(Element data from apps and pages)
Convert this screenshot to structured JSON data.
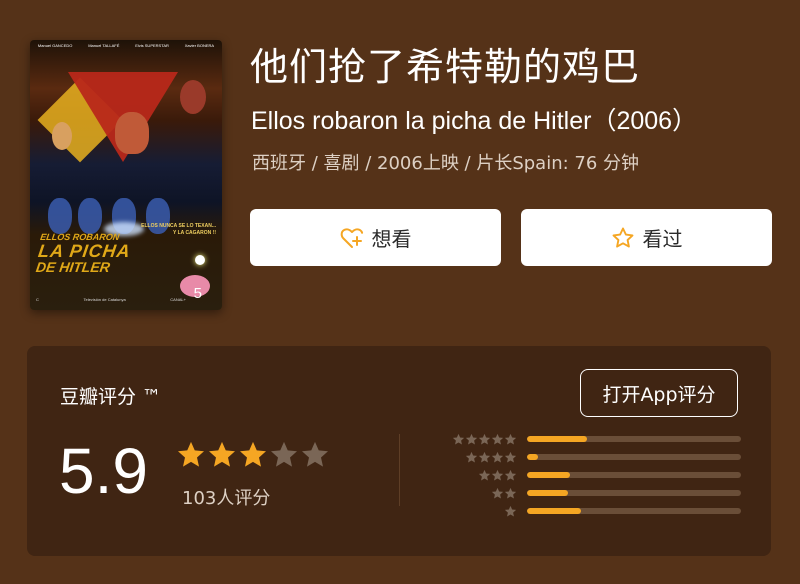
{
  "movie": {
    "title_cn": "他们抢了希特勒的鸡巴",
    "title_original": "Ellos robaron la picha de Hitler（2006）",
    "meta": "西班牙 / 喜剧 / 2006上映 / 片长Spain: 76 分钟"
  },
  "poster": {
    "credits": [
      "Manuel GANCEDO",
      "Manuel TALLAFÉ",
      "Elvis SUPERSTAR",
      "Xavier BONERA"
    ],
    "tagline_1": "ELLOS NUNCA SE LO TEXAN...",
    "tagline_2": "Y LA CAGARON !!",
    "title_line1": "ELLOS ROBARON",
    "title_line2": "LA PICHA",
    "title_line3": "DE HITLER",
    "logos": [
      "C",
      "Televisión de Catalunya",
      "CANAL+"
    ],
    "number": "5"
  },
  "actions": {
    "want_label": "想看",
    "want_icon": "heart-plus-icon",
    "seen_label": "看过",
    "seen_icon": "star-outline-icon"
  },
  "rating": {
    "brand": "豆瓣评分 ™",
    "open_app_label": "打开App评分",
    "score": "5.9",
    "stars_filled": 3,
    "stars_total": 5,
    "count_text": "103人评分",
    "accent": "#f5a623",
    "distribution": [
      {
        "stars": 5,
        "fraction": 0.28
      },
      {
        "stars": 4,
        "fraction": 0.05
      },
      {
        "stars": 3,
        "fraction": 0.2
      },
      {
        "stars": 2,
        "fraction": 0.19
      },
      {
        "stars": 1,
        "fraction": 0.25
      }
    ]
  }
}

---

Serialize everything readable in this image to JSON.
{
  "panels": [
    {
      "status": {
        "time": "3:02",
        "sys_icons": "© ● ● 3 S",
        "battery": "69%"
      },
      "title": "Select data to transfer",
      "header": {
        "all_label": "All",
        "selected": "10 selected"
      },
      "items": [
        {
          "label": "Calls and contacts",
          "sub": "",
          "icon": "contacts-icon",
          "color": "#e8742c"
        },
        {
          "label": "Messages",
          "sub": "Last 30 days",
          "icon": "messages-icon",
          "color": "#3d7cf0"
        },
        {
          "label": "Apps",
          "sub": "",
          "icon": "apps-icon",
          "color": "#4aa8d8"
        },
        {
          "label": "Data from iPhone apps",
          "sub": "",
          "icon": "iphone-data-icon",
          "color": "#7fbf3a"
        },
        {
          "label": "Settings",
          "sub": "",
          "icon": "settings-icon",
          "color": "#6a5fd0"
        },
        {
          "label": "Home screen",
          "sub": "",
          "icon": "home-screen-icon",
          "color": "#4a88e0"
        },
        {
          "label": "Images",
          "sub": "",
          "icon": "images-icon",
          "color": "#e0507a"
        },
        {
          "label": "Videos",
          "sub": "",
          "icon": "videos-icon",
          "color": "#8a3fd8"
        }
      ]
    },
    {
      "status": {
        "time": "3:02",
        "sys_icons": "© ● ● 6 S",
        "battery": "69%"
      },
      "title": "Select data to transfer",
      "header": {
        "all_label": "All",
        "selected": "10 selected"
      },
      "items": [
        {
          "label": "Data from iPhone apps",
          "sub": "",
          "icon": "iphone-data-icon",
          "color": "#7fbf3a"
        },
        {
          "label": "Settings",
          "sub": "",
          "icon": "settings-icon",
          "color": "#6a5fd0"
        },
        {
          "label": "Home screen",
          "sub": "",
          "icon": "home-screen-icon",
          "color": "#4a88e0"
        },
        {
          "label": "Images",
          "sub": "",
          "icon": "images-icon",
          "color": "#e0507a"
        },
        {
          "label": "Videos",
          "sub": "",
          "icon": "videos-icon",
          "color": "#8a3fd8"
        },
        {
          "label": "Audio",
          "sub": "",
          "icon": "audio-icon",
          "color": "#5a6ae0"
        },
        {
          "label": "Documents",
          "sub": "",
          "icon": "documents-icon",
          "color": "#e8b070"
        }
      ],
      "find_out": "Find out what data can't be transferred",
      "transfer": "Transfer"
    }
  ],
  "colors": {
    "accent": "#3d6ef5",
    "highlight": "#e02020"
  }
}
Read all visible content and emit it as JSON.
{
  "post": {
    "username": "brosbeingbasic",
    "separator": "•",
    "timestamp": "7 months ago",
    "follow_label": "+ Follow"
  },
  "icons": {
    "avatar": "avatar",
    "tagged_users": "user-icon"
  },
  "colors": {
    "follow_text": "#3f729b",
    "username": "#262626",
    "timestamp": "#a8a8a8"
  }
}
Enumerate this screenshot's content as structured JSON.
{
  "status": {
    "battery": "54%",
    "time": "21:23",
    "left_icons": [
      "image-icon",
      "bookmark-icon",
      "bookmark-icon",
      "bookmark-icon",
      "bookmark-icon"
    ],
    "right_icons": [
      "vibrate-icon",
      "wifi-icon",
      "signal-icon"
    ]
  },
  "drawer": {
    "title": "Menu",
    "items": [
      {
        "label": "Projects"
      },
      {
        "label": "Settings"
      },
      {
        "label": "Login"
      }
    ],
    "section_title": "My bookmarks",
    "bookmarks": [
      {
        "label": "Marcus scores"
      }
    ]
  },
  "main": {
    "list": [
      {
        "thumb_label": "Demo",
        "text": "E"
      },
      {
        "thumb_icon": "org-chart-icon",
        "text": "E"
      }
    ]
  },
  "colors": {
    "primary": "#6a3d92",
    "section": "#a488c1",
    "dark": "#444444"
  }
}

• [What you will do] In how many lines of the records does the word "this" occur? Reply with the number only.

• [Exercise output] 3